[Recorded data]

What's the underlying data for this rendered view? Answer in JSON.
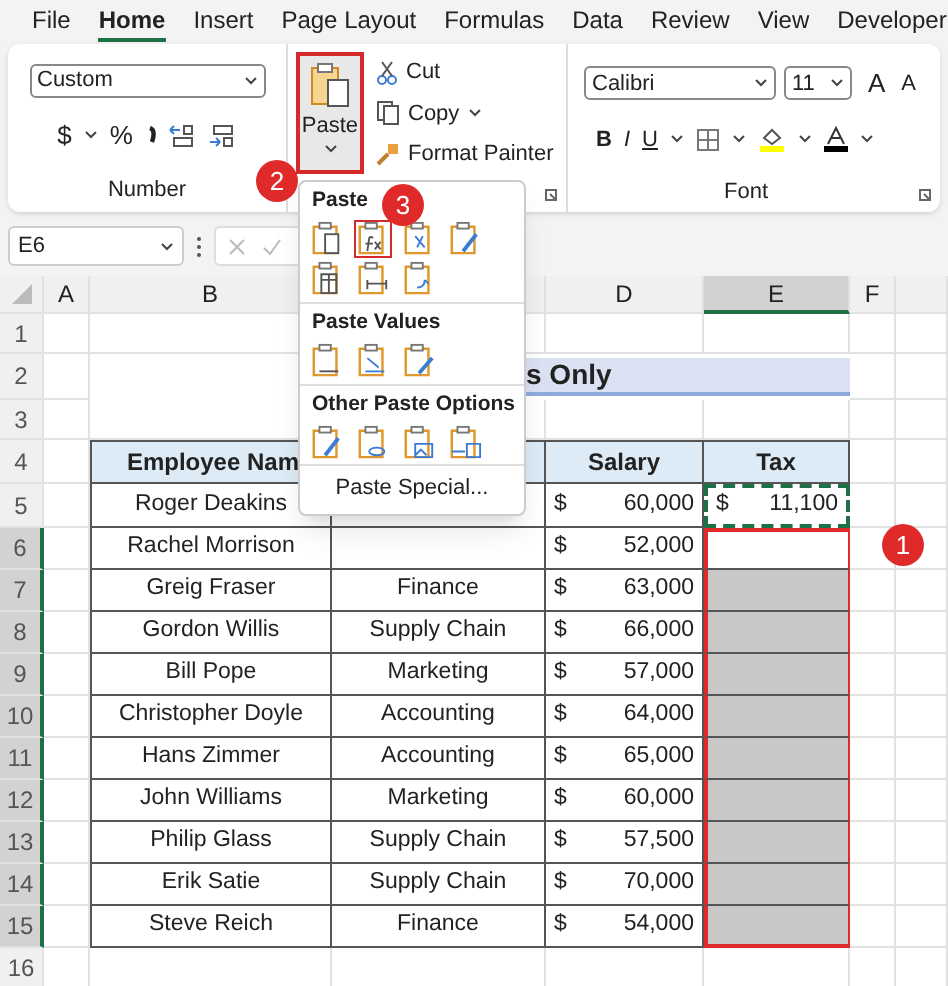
{
  "menu_tabs": [
    {
      "label": "File",
      "selected": false
    },
    {
      "label": "Home",
      "selected": true
    },
    {
      "label": "Insert",
      "selected": false
    },
    {
      "label": "Page Layout",
      "selected": false
    },
    {
      "label": "Formulas",
      "selected": false
    },
    {
      "label": "Data",
      "selected": false
    },
    {
      "label": "Review",
      "selected": false
    },
    {
      "label": "View",
      "selected": false
    },
    {
      "label": "Developer",
      "selected": false
    }
  ],
  "number_group": {
    "format": "Custom",
    "currency": "$",
    "percent": "%",
    "label": "Number"
  },
  "clipboard_group": {
    "paste": "Paste",
    "cut": "Cut",
    "copy": "Copy",
    "format_painter": "Format Painter"
  },
  "font_group": {
    "font": "Calibri",
    "size": "11",
    "bold": "B",
    "italic": "I",
    "underline": "U",
    "grow": "A",
    "shrink": "A",
    "label": "Font"
  },
  "name_box": "E6",
  "columns": [
    {
      "label": "A",
      "selected": false
    },
    {
      "label": "B",
      "selected": false
    },
    {
      "selected": false
    },
    {
      "label": "D",
      "selected": false
    },
    {
      "label": "E",
      "selected": true
    },
    {
      "label": "F",
      "selected": false
    }
  ],
  "title": "s Only",
  "headers": [
    "Employee Nam",
    "Salary",
    "Tax"
  ],
  "rows": [
    {
      "name": "Roger Deakins",
      "currency": "$",
      "salary": "60,000",
      "tax_currency": "$",
      "tax": "11,100",
      "copied": true,
      "selected": false
    },
    {
      "name": "Rachel Morrison",
      "currency": "$",
      "salary": "52,000",
      "copied": false,
      "selected": true
    },
    {
      "name": "Greig Fraser",
      "department": "Finance",
      "currency": "$",
      "salary": "63,000",
      "copied": false,
      "selected": true
    },
    {
      "name": "Gordon Willis",
      "department": "Supply Chain",
      "currency": "$",
      "salary": "66,000",
      "copied": false,
      "selected": true
    },
    {
      "name": "Bill Pope",
      "department": "Marketing",
      "currency": "$",
      "salary": "57,000",
      "copied": false,
      "selected": true
    },
    {
      "name": "Christopher Doyle",
      "department": "Accounting",
      "currency": "$",
      "salary": "64,000",
      "copied": false,
      "selected": true
    },
    {
      "name": "Hans Zimmer",
      "department": "Accounting",
      "currency": "$",
      "salary": "65,000",
      "copied": false,
      "selected": true
    },
    {
      "name": "John Williams",
      "department": "Marketing",
      "currency": "$",
      "salary": "60,000",
      "copied": false,
      "selected": true
    },
    {
      "name": "Philip Glass",
      "department": "Supply Chain",
      "currency": "$",
      "salary": "57,500",
      "copied": false,
      "selected": true
    },
    {
      "name": "Erik Satie",
      "department": "Supply Chain",
      "currency": "$",
      "salary": "70,000",
      "copied": false,
      "selected": true
    },
    {
      "name": "Steve Reich",
      "department": "Finance",
      "currency": "$",
      "salary": "54,000",
      "copied": false,
      "selected": true
    }
  ],
  "row_numbers": [
    "1",
    "2",
    "3",
    "4",
    "5",
    "6",
    "7",
    "8",
    "9",
    "10",
    "11",
    "12",
    "13",
    "14",
    "15",
    "16"
  ],
  "paste_menu": {
    "sections": [
      {
        "title": "Paste",
        "options": [
          {
            "kind": "plain",
            "selected": false
          },
          {
            "kind": "formula",
            "selected": true
          },
          {
            "kind": "formula-number",
            "selected": false
          },
          {
            "kind": "brush",
            "selected": false
          },
          {
            "kind": "grid",
            "selected": false
          },
          {
            "kind": "width",
            "selected": false
          },
          {
            "kind": "transpose",
            "selected": false
          }
        ]
      },
      {
        "title": "Paste Values",
        "options": [
          {
            "kind": "values",
            "selected": false
          },
          {
            "kind": "values-number",
            "selected": false
          },
          {
            "kind": "values-brush",
            "selected": false
          }
        ]
      },
      {
        "title": "Other Paste Options",
        "options": [
          {
            "kind": "format",
            "selected": false
          },
          {
            "kind": "link",
            "selected": false
          },
          {
            "kind": "picture",
            "selected": false
          },
          {
            "kind": "linked-picture",
            "selected": false
          }
        ]
      }
    ],
    "special": "Paste Special..."
  },
  "steps": [
    "1",
    "2",
    "3"
  ]
}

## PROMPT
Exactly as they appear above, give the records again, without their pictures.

## SOLUTION
What's the underlying data for this rendered view? Answer in JSON.
{
  "menu_tabs": [
    {
      "label": "File",
      "selected": false
    },
    {
      "label": "Home",
      "selected": true
    },
    {
      "label": "Insert",
      "selected": false
    },
    {
      "label": "Page Layout",
      "selected": false
    },
    {
      "label": "Formulas",
      "selected": false
    },
    {
      "label": "Data",
      "selected": false
    },
    {
      "label": "Review",
      "selected": false
    },
    {
      "label": "View",
      "selected": false
    },
    {
      "label": "Developer",
      "selected": false
    }
  ],
  "number_group": {
    "format": "Custom",
    "currency": "$",
    "percent": "%",
    "label": "Number"
  },
  "clipboard_group": {
    "paste": "Paste",
    "cut": "Cut",
    "copy": "Copy",
    "format_painter": "Format Painter"
  },
  "font_group": {
    "font": "Calibri",
    "size": "11",
    "bold": "B",
    "italic": "I",
    "underline": "U",
    "grow": "A",
    "shrink": "A",
    "label": "Font"
  },
  "name_box": "E6",
  "columns": [
    {
      "label": "A",
      "selected": false
    },
    {
      "label": "B",
      "selected": false
    },
    {
      "selected": false
    },
    {
      "label": "D",
      "selected": false
    },
    {
      "label": "E",
      "selected": true
    },
    {
      "label": "F",
      "selected": false
    }
  ],
  "title": "s Only",
  "headers": [
    "Employee Nam",
    "Salary",
    "Tax"
  ],
  "rows": [
    {
      "name": "Roger Deakins",
      "currency": "$",
      "salary": "60,000",
      "tax_currency": "$",
      "tax": "11,100",
      "copied": true,
      "selected": false
    },
    {
      "name": "Rachel Morrison",
      "currency": "$",
      "salary": "52,000",
      "copied": false,
      "selected": true
    },
    {
      "name": "Greig Fraser",
      "department": "Finance",
      "currency": "$",
      "salary": "63,000",
      "copied": false,
      "selected": true
    },
    {
      "name": "Gordon Willis",
      "department": "Supply Chain",
      "currency": "$",
      "salary": "66,000",
      "copied": false,
      "selected": true
    },
    {
      "name": "Bill Pope",
      "department": "Marketing",
      "currency": "$",
      "salary": "57,000",
      "copied": false,
      "selected": true
    },
    {
      "name": "Christopher Doyle",
      "department": "Accounting",
      "currency": "$",
      "salary": "64,000",
      "copied": false,
      "selected": true
    },
    {
      "name": "Hans Zimmer",
      "department": "Accounting",
      "currency": "$",
      "salary": "65,000",
      "copied": false,
      "selected": true
    },
    {
      "name": "John Williams",
      "department": "Marketing",
      "currency": "$",
      "salary": "60,000",
      "copied": false,
      "selected": true
    },
    {
      "name": "Philip Glass",
      "department": "Supply Chain",
      "currency": "$",
      "salary": "57,500",
      "copied": false,
      "selected": true
    },
    {
      "name": "Erik Satie",
      "department": "Supply Chain",
      "currency": "$",
      "salary": "70,000",
      "copied": false,
      "selected": true
    },
    {
      "name": "Steve Reich",
      "department": "Finance",
      "currency": "$",
      "salary": "54,000",
      "copied": false,
      "selected": true
    }
  ],
  "row_numbers": [
    "1",
    "2",
    "3",
    "4",
    "5",
    "6",
    "7",
    "8",
    "9",
    "10",
    "11",
    "12",
    "13",
    "14",
    "15",
    "16"
  ],
  "paste_menu": {
    "sections": [
      {
        "title": "Paste",
        "options": [
          {
            "kind": "plain",
            "selected": false
          },
          {
            "kind": "formula",
            "selected": true
          },
          {
            "kind": "formula-number",
            "selected": false
          },
          {
            "kind": "brush",
            "selected": false
          },
          {
            "kind": "grid",
            "selected": false
          },
          {
            "kind": "width",
            "selected": false
          },
          {
            "kind": "transpose",
            "selected": false
          }
        ]
      },
      {
        "title": "Paste Values",
        "options": [
          {
            "kind": "values",
            "selected": false
          },
          {
            "kind": "values-number",
            "selected": false
          },
          {
            "kind": "values-brush",
            "selected": false
          }
        ]
      },
      {
        "title": "Other Paste Options",
        "options": [
          {
            "kind": "format",
            "selected": false
          },
          {
            "kind": "link",
            "selected": false
          },
          {
            "kind": "picture",
            "selected": false
          },
          {
            "kind": "linked-picture",
            "selected": false
          }
        ]
      }
    ],
    "special": "Paste Special..."
  },
  "steps": [
    "1",
    "2",
    "3"
  ]
}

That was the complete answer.